• WHAT YOU WILL DO
Tally the lines in the listing below that contain the string "screenshot", and state only the total.

= = =

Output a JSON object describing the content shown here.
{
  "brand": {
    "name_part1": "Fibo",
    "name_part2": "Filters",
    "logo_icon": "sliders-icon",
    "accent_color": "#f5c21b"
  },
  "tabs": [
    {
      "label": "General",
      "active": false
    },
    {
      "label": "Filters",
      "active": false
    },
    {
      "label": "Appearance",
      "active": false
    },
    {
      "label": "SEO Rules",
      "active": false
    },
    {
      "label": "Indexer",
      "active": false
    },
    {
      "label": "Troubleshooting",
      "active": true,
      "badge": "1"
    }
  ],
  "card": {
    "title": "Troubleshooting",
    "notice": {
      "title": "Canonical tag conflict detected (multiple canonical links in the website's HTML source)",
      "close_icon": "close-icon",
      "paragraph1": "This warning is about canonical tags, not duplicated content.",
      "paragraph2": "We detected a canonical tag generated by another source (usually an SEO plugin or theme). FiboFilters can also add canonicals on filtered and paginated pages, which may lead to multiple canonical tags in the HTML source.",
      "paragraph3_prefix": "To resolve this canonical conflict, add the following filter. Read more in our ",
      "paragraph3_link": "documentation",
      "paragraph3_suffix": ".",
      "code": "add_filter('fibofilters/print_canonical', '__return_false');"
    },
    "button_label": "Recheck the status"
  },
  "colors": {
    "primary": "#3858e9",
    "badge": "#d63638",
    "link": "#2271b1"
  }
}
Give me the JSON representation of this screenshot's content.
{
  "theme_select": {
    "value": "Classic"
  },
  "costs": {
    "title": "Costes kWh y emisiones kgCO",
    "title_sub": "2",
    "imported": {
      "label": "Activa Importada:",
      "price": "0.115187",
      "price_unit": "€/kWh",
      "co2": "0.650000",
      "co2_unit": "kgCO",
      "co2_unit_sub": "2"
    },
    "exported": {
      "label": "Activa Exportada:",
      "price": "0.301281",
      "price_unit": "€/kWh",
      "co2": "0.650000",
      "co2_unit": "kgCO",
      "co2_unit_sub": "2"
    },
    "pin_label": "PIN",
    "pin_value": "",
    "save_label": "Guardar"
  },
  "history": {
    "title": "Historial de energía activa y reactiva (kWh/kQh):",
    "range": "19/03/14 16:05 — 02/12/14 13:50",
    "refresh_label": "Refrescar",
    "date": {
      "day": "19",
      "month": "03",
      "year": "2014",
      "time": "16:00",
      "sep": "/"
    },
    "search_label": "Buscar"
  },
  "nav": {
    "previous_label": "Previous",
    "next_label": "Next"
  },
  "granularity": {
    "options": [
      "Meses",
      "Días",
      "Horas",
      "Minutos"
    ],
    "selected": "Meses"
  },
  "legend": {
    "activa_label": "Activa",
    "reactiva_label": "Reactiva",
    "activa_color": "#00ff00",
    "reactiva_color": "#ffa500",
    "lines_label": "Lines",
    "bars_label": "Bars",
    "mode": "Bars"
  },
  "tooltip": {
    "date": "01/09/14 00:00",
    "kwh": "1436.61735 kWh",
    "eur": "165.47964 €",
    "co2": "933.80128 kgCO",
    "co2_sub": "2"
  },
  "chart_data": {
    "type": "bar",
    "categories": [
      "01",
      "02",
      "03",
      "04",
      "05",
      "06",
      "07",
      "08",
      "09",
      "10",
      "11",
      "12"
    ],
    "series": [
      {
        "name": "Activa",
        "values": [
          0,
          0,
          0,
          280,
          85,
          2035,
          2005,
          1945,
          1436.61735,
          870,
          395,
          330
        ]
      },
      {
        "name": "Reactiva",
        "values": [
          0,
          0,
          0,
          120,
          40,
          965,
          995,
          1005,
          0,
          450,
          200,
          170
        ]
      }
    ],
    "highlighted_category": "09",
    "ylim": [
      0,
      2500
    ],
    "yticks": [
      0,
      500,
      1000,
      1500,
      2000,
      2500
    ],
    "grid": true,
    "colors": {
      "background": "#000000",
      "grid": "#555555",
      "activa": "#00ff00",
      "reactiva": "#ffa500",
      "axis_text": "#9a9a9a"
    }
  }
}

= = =

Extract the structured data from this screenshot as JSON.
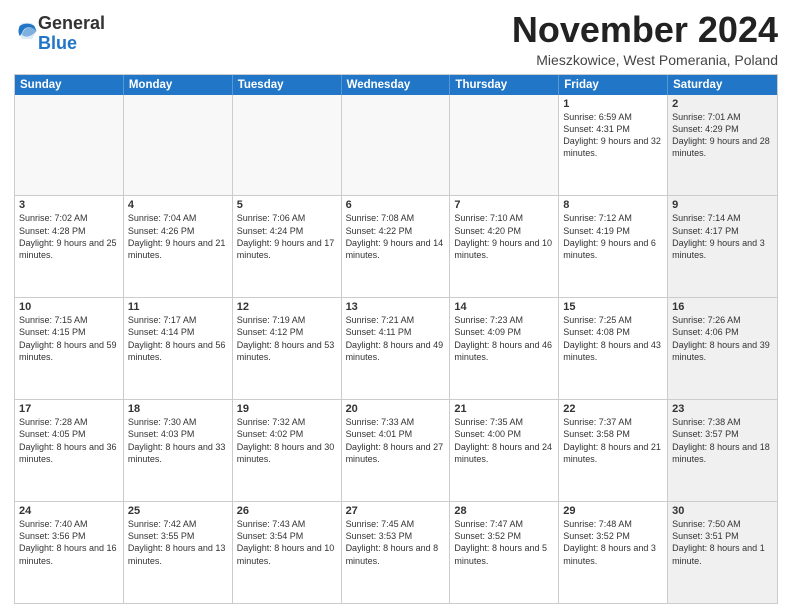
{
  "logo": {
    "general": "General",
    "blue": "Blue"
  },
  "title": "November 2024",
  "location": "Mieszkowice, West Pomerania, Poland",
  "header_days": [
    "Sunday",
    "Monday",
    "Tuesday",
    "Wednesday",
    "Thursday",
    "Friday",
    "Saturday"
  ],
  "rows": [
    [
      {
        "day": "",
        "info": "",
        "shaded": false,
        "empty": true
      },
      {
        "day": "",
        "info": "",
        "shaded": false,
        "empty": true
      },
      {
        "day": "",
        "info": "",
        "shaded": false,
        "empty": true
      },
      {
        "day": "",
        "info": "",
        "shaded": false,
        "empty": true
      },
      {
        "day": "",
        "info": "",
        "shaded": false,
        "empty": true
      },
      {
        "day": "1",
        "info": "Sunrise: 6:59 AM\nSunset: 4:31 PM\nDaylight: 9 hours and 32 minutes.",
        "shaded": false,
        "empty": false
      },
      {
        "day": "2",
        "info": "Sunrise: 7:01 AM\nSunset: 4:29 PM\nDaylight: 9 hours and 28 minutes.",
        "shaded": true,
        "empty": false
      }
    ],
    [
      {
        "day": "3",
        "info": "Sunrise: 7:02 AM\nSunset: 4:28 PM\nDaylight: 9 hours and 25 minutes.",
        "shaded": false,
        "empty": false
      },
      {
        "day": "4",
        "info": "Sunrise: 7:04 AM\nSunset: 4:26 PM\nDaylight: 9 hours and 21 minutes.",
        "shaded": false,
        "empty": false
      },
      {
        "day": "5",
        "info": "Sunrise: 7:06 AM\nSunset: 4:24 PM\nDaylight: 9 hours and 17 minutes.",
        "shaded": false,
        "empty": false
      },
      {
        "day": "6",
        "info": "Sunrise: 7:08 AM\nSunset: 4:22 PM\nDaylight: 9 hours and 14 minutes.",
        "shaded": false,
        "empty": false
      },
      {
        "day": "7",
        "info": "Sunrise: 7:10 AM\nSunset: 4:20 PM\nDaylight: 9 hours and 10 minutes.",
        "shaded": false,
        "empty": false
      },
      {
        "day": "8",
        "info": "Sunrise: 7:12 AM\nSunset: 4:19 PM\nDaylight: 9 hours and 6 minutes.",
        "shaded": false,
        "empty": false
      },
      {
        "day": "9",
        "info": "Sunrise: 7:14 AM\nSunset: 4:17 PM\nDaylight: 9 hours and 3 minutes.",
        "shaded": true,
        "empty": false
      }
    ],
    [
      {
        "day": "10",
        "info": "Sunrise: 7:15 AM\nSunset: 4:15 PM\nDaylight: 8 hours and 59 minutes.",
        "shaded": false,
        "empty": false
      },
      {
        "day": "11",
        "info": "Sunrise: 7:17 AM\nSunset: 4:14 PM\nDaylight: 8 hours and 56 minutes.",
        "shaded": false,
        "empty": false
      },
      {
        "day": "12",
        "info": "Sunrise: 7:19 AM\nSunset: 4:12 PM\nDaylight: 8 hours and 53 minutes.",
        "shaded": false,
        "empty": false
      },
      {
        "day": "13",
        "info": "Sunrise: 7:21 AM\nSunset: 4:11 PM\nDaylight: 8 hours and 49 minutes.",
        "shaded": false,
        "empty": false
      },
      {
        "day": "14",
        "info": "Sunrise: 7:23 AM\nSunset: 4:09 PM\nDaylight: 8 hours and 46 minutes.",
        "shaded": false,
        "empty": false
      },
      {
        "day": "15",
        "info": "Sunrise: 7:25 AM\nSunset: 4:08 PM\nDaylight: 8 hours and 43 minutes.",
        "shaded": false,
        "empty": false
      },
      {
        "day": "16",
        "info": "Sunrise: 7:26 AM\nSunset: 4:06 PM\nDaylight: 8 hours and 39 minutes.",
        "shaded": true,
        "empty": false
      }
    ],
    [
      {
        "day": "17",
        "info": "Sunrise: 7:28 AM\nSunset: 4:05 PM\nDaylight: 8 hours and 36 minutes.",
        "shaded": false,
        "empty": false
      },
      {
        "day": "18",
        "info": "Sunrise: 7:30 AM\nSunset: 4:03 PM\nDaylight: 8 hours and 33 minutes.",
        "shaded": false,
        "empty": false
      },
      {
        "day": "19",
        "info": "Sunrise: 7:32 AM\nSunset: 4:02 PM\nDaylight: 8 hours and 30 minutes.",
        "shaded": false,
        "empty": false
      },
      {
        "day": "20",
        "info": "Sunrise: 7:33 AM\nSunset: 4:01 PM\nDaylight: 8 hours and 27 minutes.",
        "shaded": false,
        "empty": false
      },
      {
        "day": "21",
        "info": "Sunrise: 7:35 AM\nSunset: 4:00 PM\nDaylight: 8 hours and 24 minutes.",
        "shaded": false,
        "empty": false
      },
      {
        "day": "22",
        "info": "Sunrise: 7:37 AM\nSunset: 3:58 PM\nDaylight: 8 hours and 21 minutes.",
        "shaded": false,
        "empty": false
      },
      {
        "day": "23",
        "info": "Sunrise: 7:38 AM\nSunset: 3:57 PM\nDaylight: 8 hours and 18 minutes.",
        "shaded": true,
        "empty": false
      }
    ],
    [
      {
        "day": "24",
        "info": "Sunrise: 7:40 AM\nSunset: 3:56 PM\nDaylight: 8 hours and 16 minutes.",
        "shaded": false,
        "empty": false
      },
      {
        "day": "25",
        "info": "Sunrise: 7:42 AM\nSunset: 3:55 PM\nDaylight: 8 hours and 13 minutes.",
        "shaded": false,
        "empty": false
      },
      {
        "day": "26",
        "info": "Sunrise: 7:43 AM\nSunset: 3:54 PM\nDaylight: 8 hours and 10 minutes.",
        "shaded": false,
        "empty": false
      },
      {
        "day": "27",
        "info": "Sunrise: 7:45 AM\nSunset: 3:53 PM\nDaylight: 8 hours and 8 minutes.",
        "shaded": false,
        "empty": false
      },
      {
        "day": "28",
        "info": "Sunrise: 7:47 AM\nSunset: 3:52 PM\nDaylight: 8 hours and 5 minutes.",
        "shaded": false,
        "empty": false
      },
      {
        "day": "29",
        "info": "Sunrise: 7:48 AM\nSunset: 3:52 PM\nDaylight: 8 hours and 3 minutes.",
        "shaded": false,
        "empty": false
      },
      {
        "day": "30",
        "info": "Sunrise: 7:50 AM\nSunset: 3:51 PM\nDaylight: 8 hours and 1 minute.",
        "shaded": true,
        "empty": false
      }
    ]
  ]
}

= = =

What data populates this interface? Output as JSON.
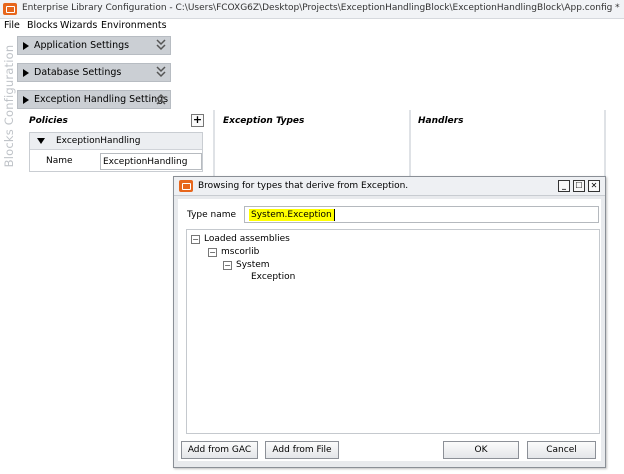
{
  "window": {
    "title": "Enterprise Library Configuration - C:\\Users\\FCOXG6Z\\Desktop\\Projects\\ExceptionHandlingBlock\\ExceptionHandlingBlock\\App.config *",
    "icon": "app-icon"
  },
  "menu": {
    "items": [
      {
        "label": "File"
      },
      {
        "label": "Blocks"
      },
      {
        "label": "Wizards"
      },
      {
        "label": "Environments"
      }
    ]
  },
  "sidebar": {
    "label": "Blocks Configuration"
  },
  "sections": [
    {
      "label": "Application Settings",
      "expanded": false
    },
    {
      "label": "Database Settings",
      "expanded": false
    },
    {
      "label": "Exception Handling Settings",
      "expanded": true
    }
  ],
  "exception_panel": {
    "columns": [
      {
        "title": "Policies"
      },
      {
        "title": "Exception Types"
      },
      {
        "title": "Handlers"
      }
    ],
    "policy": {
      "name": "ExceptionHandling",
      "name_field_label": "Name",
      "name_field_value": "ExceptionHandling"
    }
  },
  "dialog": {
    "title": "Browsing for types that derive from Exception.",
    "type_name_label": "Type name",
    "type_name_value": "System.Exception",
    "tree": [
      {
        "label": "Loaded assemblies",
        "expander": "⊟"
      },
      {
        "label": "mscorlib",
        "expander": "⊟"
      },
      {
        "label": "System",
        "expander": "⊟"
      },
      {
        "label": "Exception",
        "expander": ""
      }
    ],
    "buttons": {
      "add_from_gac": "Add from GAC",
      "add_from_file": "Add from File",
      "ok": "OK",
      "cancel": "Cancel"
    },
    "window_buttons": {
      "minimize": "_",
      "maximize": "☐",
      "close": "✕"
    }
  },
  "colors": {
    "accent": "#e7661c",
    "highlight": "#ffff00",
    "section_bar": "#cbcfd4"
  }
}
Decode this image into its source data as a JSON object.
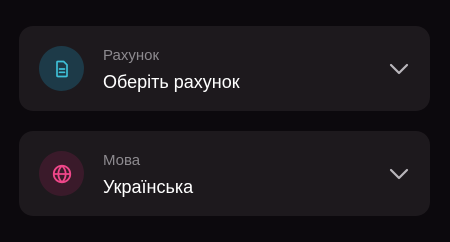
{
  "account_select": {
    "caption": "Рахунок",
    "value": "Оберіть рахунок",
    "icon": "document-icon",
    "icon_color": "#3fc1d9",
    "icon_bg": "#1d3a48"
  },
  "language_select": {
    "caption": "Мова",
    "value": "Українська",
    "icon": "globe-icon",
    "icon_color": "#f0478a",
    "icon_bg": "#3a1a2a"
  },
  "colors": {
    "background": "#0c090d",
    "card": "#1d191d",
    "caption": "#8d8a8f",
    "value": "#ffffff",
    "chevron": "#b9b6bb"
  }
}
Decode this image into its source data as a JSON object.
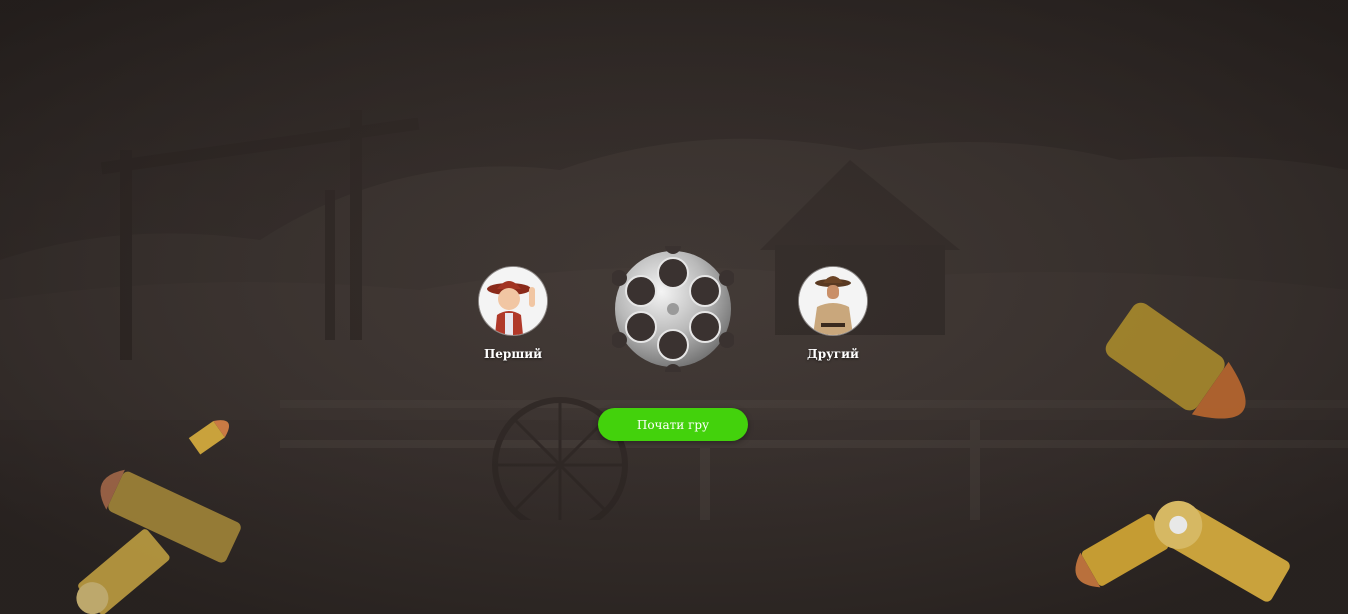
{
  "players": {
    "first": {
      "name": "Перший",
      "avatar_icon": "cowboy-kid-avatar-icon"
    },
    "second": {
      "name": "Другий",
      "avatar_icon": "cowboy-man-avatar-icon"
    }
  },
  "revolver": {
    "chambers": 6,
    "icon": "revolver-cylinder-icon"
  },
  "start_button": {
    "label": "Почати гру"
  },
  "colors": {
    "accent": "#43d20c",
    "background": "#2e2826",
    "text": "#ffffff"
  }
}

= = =

• RESULT
2